By Jill Cliburn
Of course the answer is yes. While in some locations, community solar is nearing its useful life as a simple wake-up call for utilities to look at solar, that hardly the case everywhere. Moreover, community solar can help take care of particular needs that are daunting for most utilities to serve. And it can add much-needed load management and resilience value to the local system. I may have said this before, but the examples just keep coming—and getting better.
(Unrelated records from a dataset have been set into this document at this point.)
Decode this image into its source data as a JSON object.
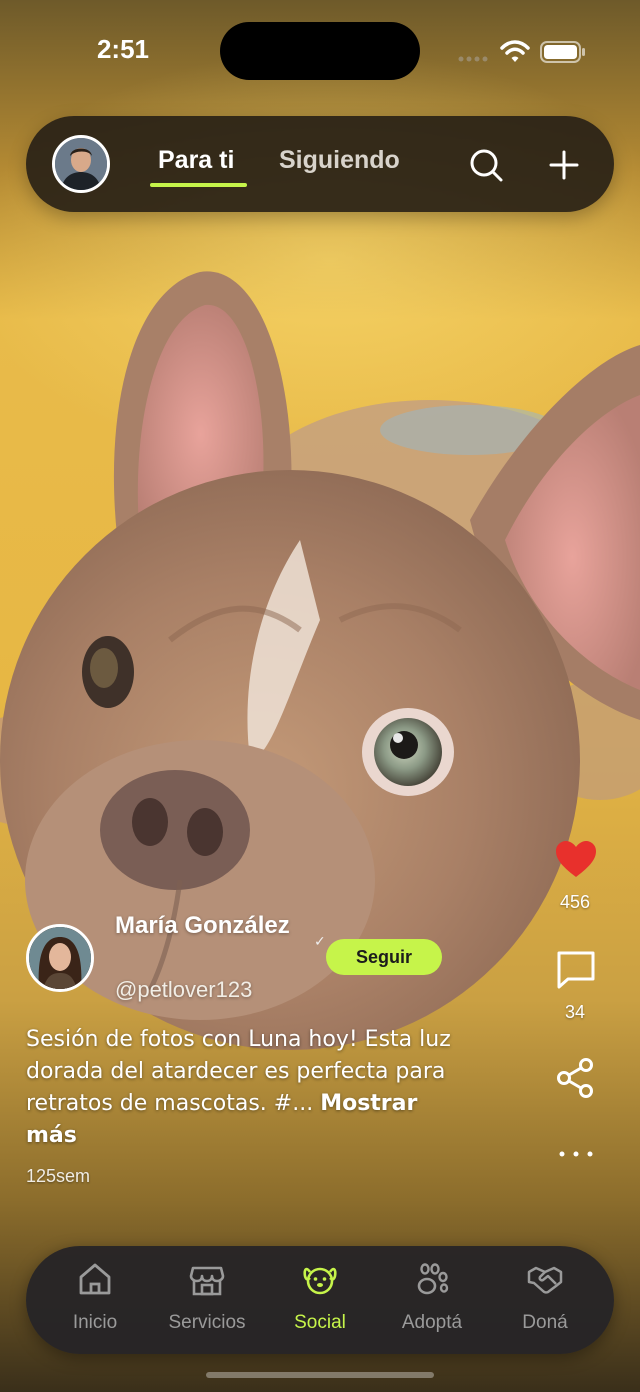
{
  "status_bar": {
    "time": "2:51"
  },
  "top_bar": {
    "tabs": [
      {
        "label": "Para ti",
        "active": true
      },
      {
        "label": "Siguiendo",
        "active": false
      }
    ],
    "search_icon": "search-icon",
    "add_icon": "plus-icon"
  },
  "post": {
    "author": {
      "name": "María González",
      "handle": "@petlover123"
    },
    "follow_label": "Seguir",
    "caption": "Sesión de fotos con Luna hoy! Esta luz dorada del atardecer es perfecta para retratos de mascotas. #...",
    "show_more_label": "Mostrar más",
    "age": "125sem",
    "likes": "456",
    "comments": "34"
  },
  "bottom_nav": {
    "items": [
      {
        "label": "Inicio",
        "icon": "home-icon"
      },
      {
        "label": "Servicios",
        "icon": "store-icon"
      },
      {
        "label": "Social",
        "icon": "dog-face-icon",
        "active": true
      },
      {
        "label": "Adoptá",
        "icon": "paw-icon"
      },
      {
        "label": "Doná",
        "icon": "handshake-icon"
      }
    ]
  },
  "colors": {
    "accent": "#c6f44a",
    "like": "#e8302c",
    "bar_background": "#282116",
    "nav_background": "#262426",
    "photo_background": "#e7b744"
  }
}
In terms of addressing difficult community needs, the potential for community solar to serve low- to moderate-income customer needs is striking. The opportunity to lock in lower energy prices or to leverage benefits like improved housing options, equity and jobs development for under-served communities can be a game-changer. Check out the winners of the US DOE Solar in Your Community Challenge, just announced. That national multi-year program drew participants from communities nationwide. DOE called out 17 award-winners, which take the familiar model for community solar and adapt it—or reinvent it—to overcome policy, market and economic hurdles. These programs are compatible with increasing renewables in the overall utility portfolio, while drawing out the particular benefits that local, strategic program designs can deliver.
The days when PV for low-income communities amounted to a photo-op are over. Challenge winners are aimed at replication, scaling up to MW or tens of MW and backed by financing partners ranging from banks, to corporate co-sponsors, to an emerging field of impact investors. One winning project is was submitted by the Kerrville, TX, rural electric cooperative, implementing solar PPAs for four projects on land leased from local nonprofits. The potential for national replication is obvious. While large, centralized renewable energy projects should represent the bulk of utility portfolios in coming years, there is plenty of room for local solar resources that deliver important, though harder-to-monetize benefits.
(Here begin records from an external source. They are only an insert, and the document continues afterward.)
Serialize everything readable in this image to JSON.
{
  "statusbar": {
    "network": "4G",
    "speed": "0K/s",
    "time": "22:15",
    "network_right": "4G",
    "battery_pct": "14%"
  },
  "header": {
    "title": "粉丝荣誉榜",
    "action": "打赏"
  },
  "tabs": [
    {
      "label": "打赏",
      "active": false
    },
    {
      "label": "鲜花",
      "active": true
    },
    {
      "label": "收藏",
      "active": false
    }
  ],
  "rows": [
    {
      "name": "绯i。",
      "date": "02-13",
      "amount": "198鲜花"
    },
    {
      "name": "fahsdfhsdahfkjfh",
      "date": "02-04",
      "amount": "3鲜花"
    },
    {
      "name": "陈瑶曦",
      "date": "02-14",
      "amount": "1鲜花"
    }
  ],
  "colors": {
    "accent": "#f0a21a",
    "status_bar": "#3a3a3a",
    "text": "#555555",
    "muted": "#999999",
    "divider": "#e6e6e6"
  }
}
That does include solar-plus-storage. The Challenge program saw at least one notable solar-plus design—a project designed for resilience and submitted by the Blue Lake Rancheria, an indigenous community in California.
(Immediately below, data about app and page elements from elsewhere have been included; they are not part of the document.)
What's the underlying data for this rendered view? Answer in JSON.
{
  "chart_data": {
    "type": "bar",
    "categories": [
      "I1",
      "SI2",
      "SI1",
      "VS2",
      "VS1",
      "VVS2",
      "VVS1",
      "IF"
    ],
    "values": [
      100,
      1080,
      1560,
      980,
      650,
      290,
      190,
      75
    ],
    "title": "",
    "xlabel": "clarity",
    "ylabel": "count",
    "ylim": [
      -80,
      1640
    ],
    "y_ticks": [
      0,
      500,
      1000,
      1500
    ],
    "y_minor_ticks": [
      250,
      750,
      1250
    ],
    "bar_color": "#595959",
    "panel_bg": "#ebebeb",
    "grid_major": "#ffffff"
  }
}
Though it would be a trailblazer, the Minnesota Power project with Grand Rapids would not be the first community solar plus project in the US. We know of several community solar projects that use storage and more that are underway. Usually the storage is a utility-provided companion that “sweetens” a customer-supported solar project. One early example that approached this model was completed by Austin Energy a few years ago. Another, following a model very similar to the one proposed for Grand Rapids, is fully subscribed and saving hundreds of thousands of dollars in demand charges at the Sterling, MA, municipal utility.
We spoke at the Peak Load Management Alliance Conference in Minneapolis this week, addressing not only the option of solar-plus battery storage, but also the opportunity for community solar to pair up with other, customer-side load management strategies. We considered the easy case—for a locally controlled utility—and the challenges of doing that in a market where legislation requires community solar to be administered by a non-utility entity. In the latter case (envisioned in proposed community solar legislation for New Mexico among other places), the community solar developer might receive some incentive to work with the utility, in the interest of co-locating a battery with the community solar project.
The opportunities for transforming solar kWh from “plain vanilla” to “Cherry Garcia” (or whatever your favorite premium-value flavor might be!) are emerging fast. The benefits are technically appealing and appealing to customers, who remain at the very center of any effort to decarbonize and sustain reliable, 21st Century electric service.